- Ho Che Anderson
- ISBN: 1560976225
Anderson’s work chronicles the life of Martin Luther King, Jr., from boyhood as a son of a pastor to his increasing prominence as an agitator for civil rights, to his assassination in Memphis. Unlike many works on King, this one does not present him as a saint, instead painting him as a bold and eloquent speaker who is also a womanizer, more than a little vain, and occasionally forced to compromise against his better judgment.
The story is somewhat episodic, presenting relevant events and maintaining them long enough to give a sense of history and import, then leaving them as soon as the purpose is served–in many cases in the middle of a conversation or even the middle of a sentence.
The book is notable not only for its even treatment of King but also for its considerable research and its general historical accuracy, including its mention of COINTELPRO and police brutality and its representation of schisms with strikingly different views on how to proceed towards civil rights and even whether the struggle is worth it.
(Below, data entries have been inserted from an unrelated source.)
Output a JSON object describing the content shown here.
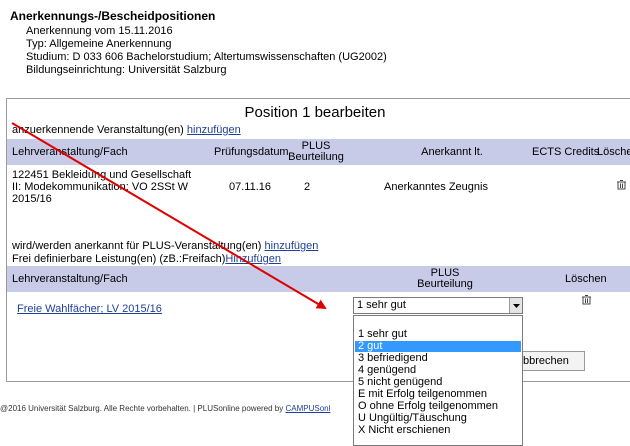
{
  "header": {
    "title": "Anerkennungs-/Bescheidpositionen",
    "lines": [
      "Anerkennung vom 15.11.2016",
      "Typ: Allgemeine Anerkennung",
      "Studium: D 033 606 Bachelorstudium; Altertumswissenschaften (UG2002)",
      "Bildungseinrichtung: Universität Salzburg"
    ]
  },
  "panel": {
    "title": "Position 1 bearbeiten",
    "section1": {
      "label": "anzuerkennende Veranstaltung(en)",
      "add_link": "hinzufügen",
      "columns": [
        "Lehrveranstaltung/Fach",
        "Prüfungsdatum",
        "PLUS",
        "Beurteilung",
        "Anerkannt lt.",
        "ECTS Credits",
        "Lösche"
      ],
      "row": {
        "course_lines": [
          "122451 Bekleidung und Gesellschaft",
          "II: Modekommunikation; VO 2SSt W",
          "2015/16"
        ],
        "date": "07.11.16",
        "grade": "2",
        "recognized_by": "Anerkanntes Zeugnis"
      }
    },
    "section2": {
      "label": "wird/werden anerkannt für PLUS-Veranstaltung(en)",
      "add_link": "hinzufügen",
      "free_label": "Frei definierbare Leistung(en) (zB.:Freifach)",
      "free_link": "Hinzufügen",
      "columns": [
        "Lehrveranstaltung/Fach",
        "PLUS",
        "Beurteilung",
        "Löschen"
      ],
      "row": {
        "course_link": "Freie Wahlfächer; LV 2015/16"
      }
    },
    "select": {
      "value": "1 sehr gut",
      "options": [
        "",
        "1 sehr gut",
        "2 gut",
        "3 befriedigend",
        "4 genügend",
        "5 nicht genügend",
        "E mit Erfolg teilgenommen",
        "O ohne Erfolg teilgenommen",
        "U Ungültig/Täuschung",
        "X Nicht erschienen"
      ],
      "highlighted_index": 2
    },
    "cancel_button": "bbrechen"
  },
  "footer": {
    "text": "@2016 Universität Salzburg. Alle Rechte vorbehalten. | PLUSonline powered by",
    "link": "CAMPUSonl"
  },
  "colors": {
    "table_header": "#c7cbe7",
    "link": "#1f3f99",
    "highlight": "#3399ff",
    "arrow": "#e00000"
  },
  "icons": {
    "delete": "trash-icon",
    "dropdown": "chevron-down-icon"
  }
}
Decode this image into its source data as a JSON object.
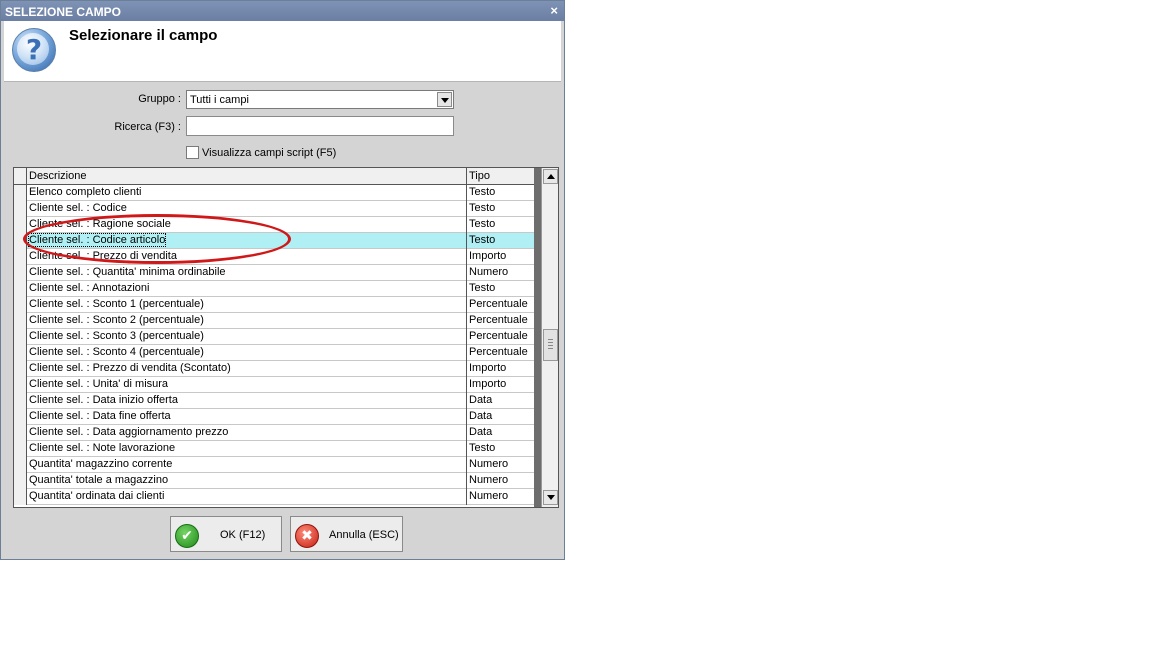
{
  "window": {
    "title": "SELEZIONE CAMPO",
    "close_glyph": "×"
  },
  "header": {
    "title": "Selezionare il campo",
    "icon": "question-icon"
  },
  "form": {
    "gruppo_label": "Gruppo :",
    "gruppo_value": "Tutti i campi",
    "ricerca_label": "Ricerca (F3) :",
    "ricerca_value": "",
    "script_checkbox_label": "Visualizza campi script (F5)",
    "script_checkbox_checked": false
  },
  "table": {
    "columns": [
      "Descrizione",
      "Tipo"
    ],
    "selected_index": 3,
    "rows": [
      {
        "desc": "Elenco completo clienti",
        "type": "Testo"
      },
      {
        "desc": "Cliente sel. : Codice",
        "type": "Testo"
      },
      {
        "desc": "Cliente sel. : Ragione sociale",
        "type": "Testo"
      },
      {
        "desc": "Cliente sel. : Codice articolo",
        "type": "Testo"
      },
      {
        "desc": "Cliente sel. : Prezzo di vendita",
        "type": "Importo"
      },
      {
        "desc": "Cliente sel. : Quantita' minima ordinabile",
        "type": "Numero"
      },
      {
        "desc": "Cliente sel. : Annotazioni",
        "type": "Testo"
      },
      {
        "desc": "Cliente sel. : Sconto 1 (percentuale)",
        "type": "Percentuale"
      },
      {
        "desc": "Cliente sel. : Sconto 2 (percentuale)",
        "type": "Percentuale"
      },
      {
        "desc": "Cliente sel. : Sconto 3 (percentuale)",
        "type": "Percentuale"
      },
      {
        "desc": "Cliente sel. : Sconto 4 (percentuale)",
        "type": "Percentuale"
      },
      {
        "desc": "Cliente sel. : Prezzo di vendita (Scontato)",
        "type": "Importo"
      },
      {
        "desc": "Cliente sel. : Unita' di misura",
        "type": "Importo"
      },
      {
        "desc": "Cliente sel. : Data inizio offerta",
        "type": "Data"
      },
      {
        "desc": "Cliente sel. : Data fine offerta",
        "type": "Data"
      },
      {
        "desc": "Cliente sel. : Data aggiornamento prezzo",
        "type": "Data"
      },
      {
        "desc": "Cliente sel. : Note lavorazione",
        "type": "Testo"
      },
      {
        "desc": "Quantita' magazzino corrente",
        "type": "Numero"
      },
      {
        "desc": "Quantita' totale a magazzino",
        "type": "Numero"
      },
      {
        "desc": "Quantita' ordinata dai clienti",
        "type": "Numero"
      }
    ]
  },
  "buttons": {
    "ok_label": "OK (F12)",
    "ok_icon": "check-icon",
    "cancel_label": "Annulla (ESC)",
    "cancel_icon": "cancel-icon"
  },
  "colors": {
    "titlebar": "#7084a8",
    "selected_row": "#b0f0f4",
    "annotation": "#d01818"
  }
}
Still I suspect that at least one of the conversations in the book is fictionalized–the private discussion between JFK and MLK while walking through the gardens at the White House–but the work as a whole remains both educational and entertaining as well as emotionally involving.
Anderson’s art takes a number of different styles, starting off fairly stark and realistic (as shown above) and introducing splashes of color and increasing experimentation as the story continues. The layouts become more fluid and vivid as the artwork ranges from iconic, approaching abstract, to paintings made over photographs. The final section of the book is remarkable for its intensity as the Memphis hotel nears: the art is impressive but also very much in service of the story.
In spite of these strengths the book does have its flaws, including a half-dozen typos, mostly in the middle of the book, and one of them inexcusably during the “I Have a Dream” speech (specifically, the mention of “farmer slaves”).
The book remains worth reading: the writing is compelling and the art shows a talented and creative mind at work taking no artistic choice for granted.